[[ EXERCISE MATERIAL open ]]

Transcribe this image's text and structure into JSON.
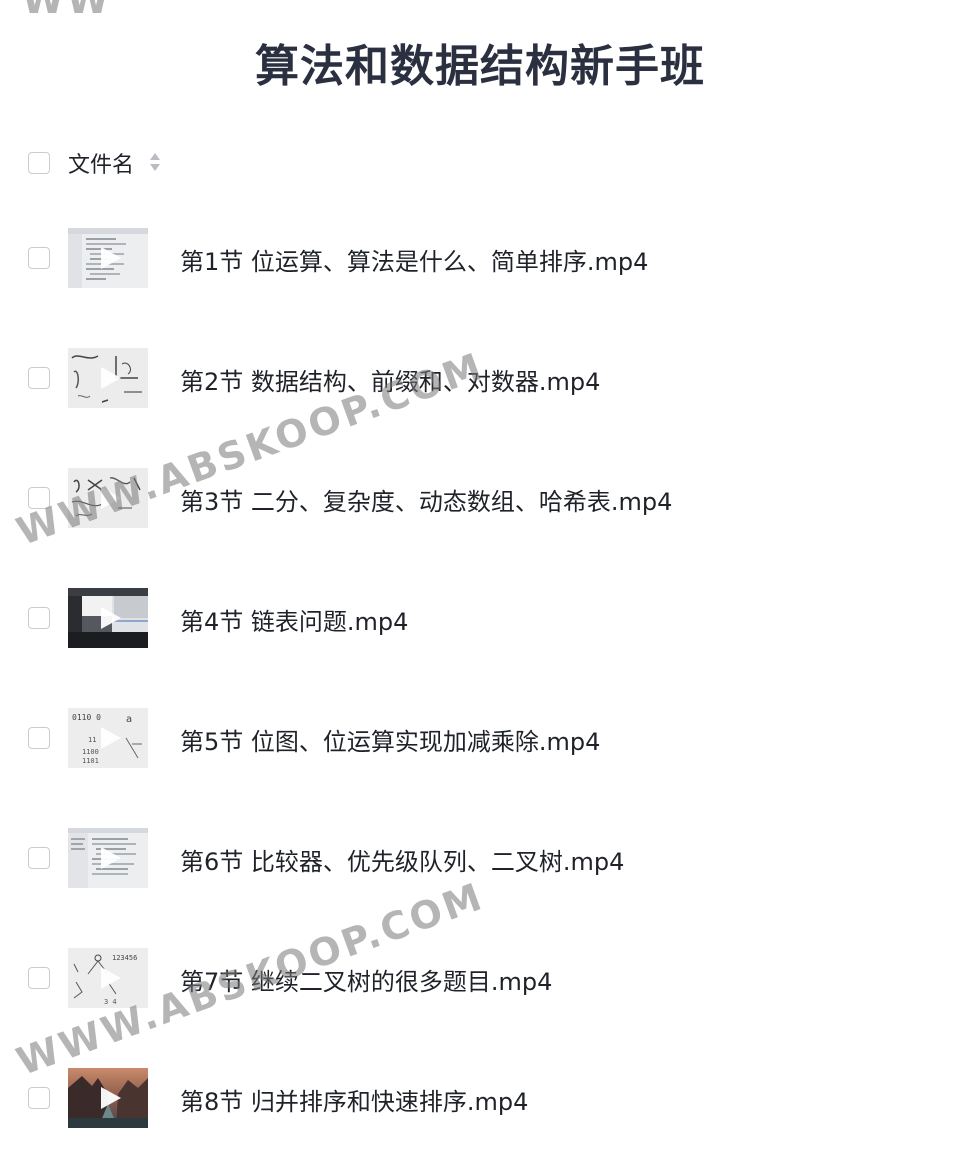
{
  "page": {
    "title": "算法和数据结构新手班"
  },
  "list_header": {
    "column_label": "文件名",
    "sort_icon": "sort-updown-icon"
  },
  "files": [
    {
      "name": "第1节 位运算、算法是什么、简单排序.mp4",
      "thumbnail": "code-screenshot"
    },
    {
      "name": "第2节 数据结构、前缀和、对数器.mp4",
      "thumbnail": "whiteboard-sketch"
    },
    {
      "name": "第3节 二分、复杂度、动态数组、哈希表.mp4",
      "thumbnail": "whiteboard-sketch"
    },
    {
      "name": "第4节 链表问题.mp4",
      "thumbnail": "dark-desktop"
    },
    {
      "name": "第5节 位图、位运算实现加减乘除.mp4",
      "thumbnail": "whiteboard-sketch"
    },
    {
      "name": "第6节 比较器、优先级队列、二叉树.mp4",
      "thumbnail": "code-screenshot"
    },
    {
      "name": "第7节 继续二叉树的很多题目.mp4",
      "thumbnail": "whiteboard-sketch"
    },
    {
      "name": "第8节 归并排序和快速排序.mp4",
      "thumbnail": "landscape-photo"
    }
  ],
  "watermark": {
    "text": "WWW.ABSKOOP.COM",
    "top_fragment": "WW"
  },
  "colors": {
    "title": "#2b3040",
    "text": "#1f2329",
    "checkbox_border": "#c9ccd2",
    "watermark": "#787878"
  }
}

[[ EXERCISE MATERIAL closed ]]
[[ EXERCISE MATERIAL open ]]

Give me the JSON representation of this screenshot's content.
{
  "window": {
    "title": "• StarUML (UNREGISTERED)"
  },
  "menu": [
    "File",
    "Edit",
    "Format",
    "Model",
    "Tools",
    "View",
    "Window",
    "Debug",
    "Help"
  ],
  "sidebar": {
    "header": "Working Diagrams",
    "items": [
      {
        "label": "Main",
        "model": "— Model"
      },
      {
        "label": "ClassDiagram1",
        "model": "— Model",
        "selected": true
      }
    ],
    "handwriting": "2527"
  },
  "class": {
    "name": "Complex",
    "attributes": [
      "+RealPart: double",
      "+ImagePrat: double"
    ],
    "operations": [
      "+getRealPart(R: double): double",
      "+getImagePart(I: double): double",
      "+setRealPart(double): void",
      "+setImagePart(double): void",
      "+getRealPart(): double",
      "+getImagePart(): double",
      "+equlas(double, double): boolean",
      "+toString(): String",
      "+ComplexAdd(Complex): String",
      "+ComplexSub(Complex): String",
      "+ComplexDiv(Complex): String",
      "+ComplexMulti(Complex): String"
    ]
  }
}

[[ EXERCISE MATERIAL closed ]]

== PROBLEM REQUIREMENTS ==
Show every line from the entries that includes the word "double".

== EXERCISE RESULT ==
      "+RealPart: double",
      "+ImagePrat: double"
      "+getRealPart(R: double): double",
      "+getImagePart(I: double): double",
      "+setRealPart(double): void",
      "+setImagePart(double): void",
      "+getRealPart(): double",
      "+getImagePart(): double",
      "+equlas(double, double): boolean",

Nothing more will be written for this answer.